- Opening Delimiter -

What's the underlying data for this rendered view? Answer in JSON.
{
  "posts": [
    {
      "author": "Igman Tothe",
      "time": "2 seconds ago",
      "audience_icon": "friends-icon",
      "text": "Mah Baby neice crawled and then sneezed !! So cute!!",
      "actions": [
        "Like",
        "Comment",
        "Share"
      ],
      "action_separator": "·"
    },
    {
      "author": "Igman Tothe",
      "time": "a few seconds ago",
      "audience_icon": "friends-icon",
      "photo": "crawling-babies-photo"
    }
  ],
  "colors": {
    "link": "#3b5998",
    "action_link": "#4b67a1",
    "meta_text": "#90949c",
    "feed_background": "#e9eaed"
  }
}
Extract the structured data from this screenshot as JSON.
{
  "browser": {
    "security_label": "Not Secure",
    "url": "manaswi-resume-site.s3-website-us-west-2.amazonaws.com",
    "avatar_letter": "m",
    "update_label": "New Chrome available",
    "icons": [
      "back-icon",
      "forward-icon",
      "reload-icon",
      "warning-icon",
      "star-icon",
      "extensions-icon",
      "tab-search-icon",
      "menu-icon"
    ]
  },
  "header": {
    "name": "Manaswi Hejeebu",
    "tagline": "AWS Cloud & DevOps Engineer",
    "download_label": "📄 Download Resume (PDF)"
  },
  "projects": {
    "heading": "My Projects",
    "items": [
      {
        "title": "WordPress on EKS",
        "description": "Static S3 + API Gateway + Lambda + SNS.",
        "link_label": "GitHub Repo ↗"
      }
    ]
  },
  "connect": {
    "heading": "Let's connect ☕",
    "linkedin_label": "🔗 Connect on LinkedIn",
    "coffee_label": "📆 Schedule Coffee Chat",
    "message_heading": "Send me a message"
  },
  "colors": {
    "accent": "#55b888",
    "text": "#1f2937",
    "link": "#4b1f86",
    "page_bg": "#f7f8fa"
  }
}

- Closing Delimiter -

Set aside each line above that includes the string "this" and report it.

■ **Result**:
What's the underlying data for this rendered view? Answer in JSON.
Extract the structured data from this screenshot as JSON.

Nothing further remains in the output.